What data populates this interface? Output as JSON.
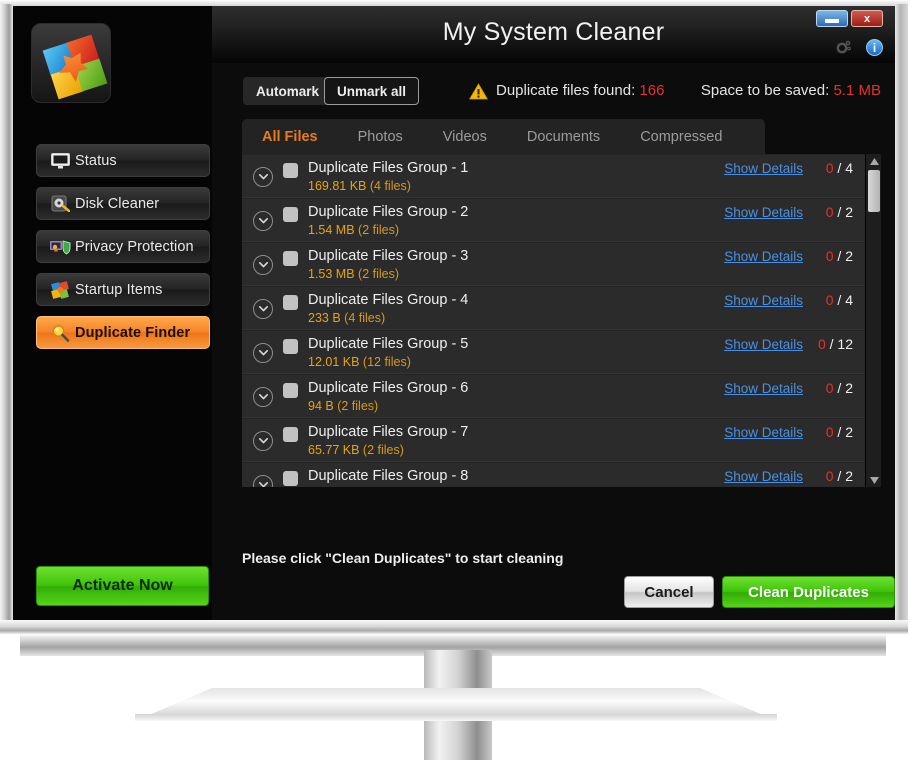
{
  "window": {
    "title": "My System Cleaner",
    "minimize_label": "",
    "close_label": "x"
  },
  "sidebar": {
    "logo_name": "app-logo",
    "items": [
      {
        "label": "Status",
        "icon": "monitor-icon",
        "active": false
      },
      {
        "label": "Disk Cleaner",
        "icon": "disk-icon",
        "active": false
      },
      {
        "label": "Privacy Protection",
        "icon": "shield-icon",
        "active": false
      },
      {
        "label": "Startup Items",
        "icon": "startup-icon",
        "active": false
      },
      {
        "label": "Duplicate Finder",
        "icon": "magnifier-icon",
        "active": true
      }
    ],
    "activate_label": "Activate Now"
  },
  "toolbar": {
    "automark_label": "Automark",
    "unmark_all_label": "Unmark all",
    "warning_icon": "warning-triangle-icon",
    "duplicates_found_label": "Duplicate files found:",
    "duplicates_found_value": "166",
    "space_saved_label": "Space to be saved:",
    "space_saved_value": "5.1 MB",
    "gear_icon": "gear-icon",
    "info_icon": "info-icon",
    "info_glyph": "i"
  },
  "tabs": [
    {
      "label": "All Files",
      "active": true
    },
    {
      "label": "Photos",
      "active": false
    },
    {
      "label": "Videos",
      "active": false
    },
    {
      "label": "Documents",
      "active": false
    },
    {
      "label": "Compressed",
      "active": false
    }
  ],
  "list": {
    "details_label": "Show Details",
    "rows": [
      {
        "title": "Duplicate Files Group - 1",
        "size": "169.81 KB",
        "files": "(4 files)",
        "marked": "0",
        "total": "/ 4"
      },
      {
        "title": "Duplicate Files Group - 2",
        "size": "1.54 MB",
        "files": "(2 files)",
        "marked": "0",
        "total": "/ 2"
      },
      {
        "title": "Duplicate Files Group - 3",
        "size": "1.53 MB",
        "files": "(2 files)",
        "marked": "0",
        "total": "/ 2"
      },
      {
        "title": "Duplicate Files Group - 4",
        "size": "233 B",
        "files": "(4 files)",
        "marked": "0",
        "total": "/ 4"
      },
      {
        "title": "Duplicate Files Group - 5",
        "size": "12.01 KB",
        "files": "(12 files)",
        "marked": "0",
        "total": "/ 12"
      },
      {
        "title": "Duplicate Files Group - 6",
        "size": "94 B",
        "files": "(2 files)",
        "marked": "0",
        "total": "/ 2"
      },
      {
        "title": "Duplicate Files Group - 7",
        "size": "65.77 KB",
        "files": "(2 files)",
        "marked": "0",
        "total": "/ 2"
      },
      {
        "title": "Duplicate Files Group - 8",
        "size": "",
        "files": "",
        "marked": "0",
        "total": "/ 2"
      }
    ]
  },
  "footer": {
    "hint": "Please click \"Clean Duplicates\" to start cleaning",
    "cancel_label": "Cancel",
    "clean_label": "Clean Duplicates"
  },
  "colors": {
    "accent_orange": "#e87b1e",
    "alert_red": "#e03232",
    "size_yellow": "#e8a40d",
    "link_blue": "#4a90e2",
    "action_green": "#3fc40a"
  }
}
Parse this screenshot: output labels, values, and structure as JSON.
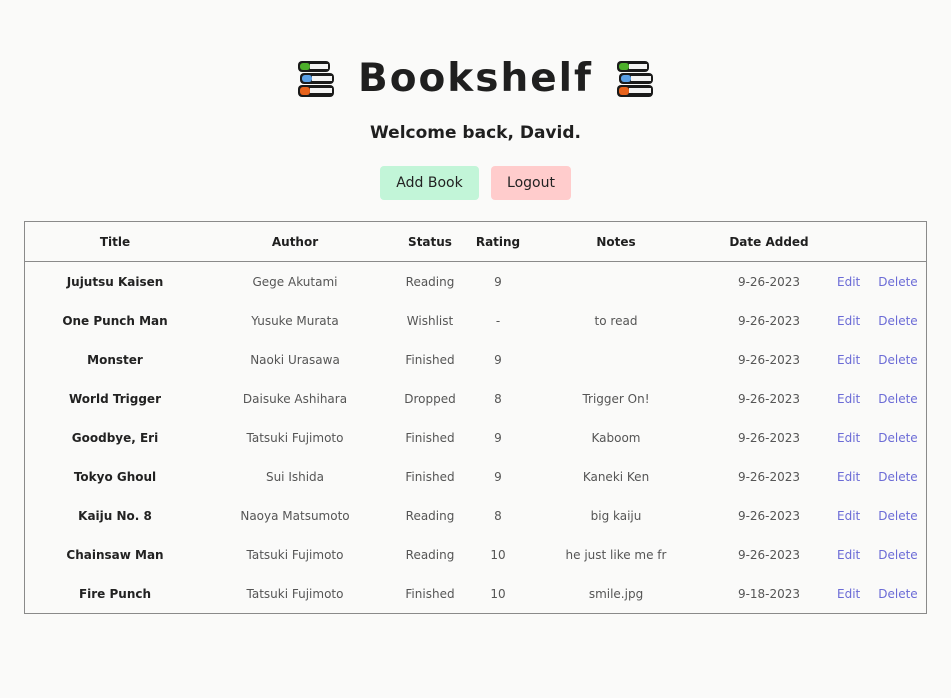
{
  "header": {
    "title": "Bookshelf",
    "left_icon": "books-icon",
    "right_icon": "books-icon"
  },
  "welcome": "Welcome back, David.",
  "actions": {
    "add_label": "Add Book",
    "logout_label": "Logout"
  },
  "table": {
    "columns": [
      "Title",
      "Author",
      "Status",
      "Rating",
      "Notes",
      "Date Added"
    ],
    "edit_label": "Edit",
    "delete_label": "Delete",
    "rows": [
      {
        "title": "Jujutsu Kaisen",
        "author": "Gege Akutami",
        "status": "Reading",
        "rating": "9",
        "notes": "",
        "date": "9-26-2023"
      },
      {
        "title": "One Punch Man",
        "author": "Yusuke Murata",
        "status": "Wishlist",
        "rating": "-",
        "notes": "to read",
        "date": "9-26-2023"
      },
      {
        "title": "Monster",
        "author": "Naoki Urasawa",
        "status": "Finished",
        "rating": "9",
        "notes": "",
        "date": "9-26-2023"
      },
      {
        "title": "World Trigger",
        "author": "Daisuke Ashihara",
        "status": "Dropped",
        "rating": "8",
        "notes": "Trigger On!",
        "date": "9-26-2023"
      },
      {
        "title": "Goodbye, Eri",
        "author": "Tatsuki Fujimoto",
        "status": "Finished",
        "rating": "9",
        "notes": "Kaboom",
        "date": "9-26-2023"
      },
      {
        "title": "Tokyo Ghoul",
        "author": "Sui Ishida",
        "status": "Finished",
        "rating": "9",
        "notes": "Kaneki Ken",
        "date": "9-26-2023"
      },
      {
        "title": "Kaiju No. 8",
        "author": "Naoya Matsumoto",
        "status": "Reading",
        "rating": "8",
        "notes": "big kaiju",
        "date": "9-26-2023"
      },
      {
        "title": "Chainsaw Man",
        "author": "Tatsuki Fujimoto",
        "status": "Reading",
        "rating": "10",
        "notes": "he just like me fr",
        "date": "9-26-2023"
      },
      {
        "title": "Fire Punch",
        "author": "Tatsuki Fujimoto",
        "status": "Finished",
        "rating": "10",
        "notes": "smile.jpg",
        "date": "9-18-2023"
      }
    ]
  },
  "colors": {
    "background": "#fafaf9",
    "add_button": "#c2f5d8",
    "logout_button": "#ffcccc",
    "link": "#6b6bd6"
  }
}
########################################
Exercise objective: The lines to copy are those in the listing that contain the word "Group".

Finished task:
        "title": "Duplicate Files Group - 1",
        "title": "Duplicate Files Group - 2",
        "title": "Duplicate Files Group - 3",
        "title": "Duplicate Files Group - 4",
        "title": "Duplicate Files Group - 5",
        "title": "Duplicate Files Group - 6",
        "title": "Duplicate Files Group - 7",
        "title": "Duplicate Files Group - 8",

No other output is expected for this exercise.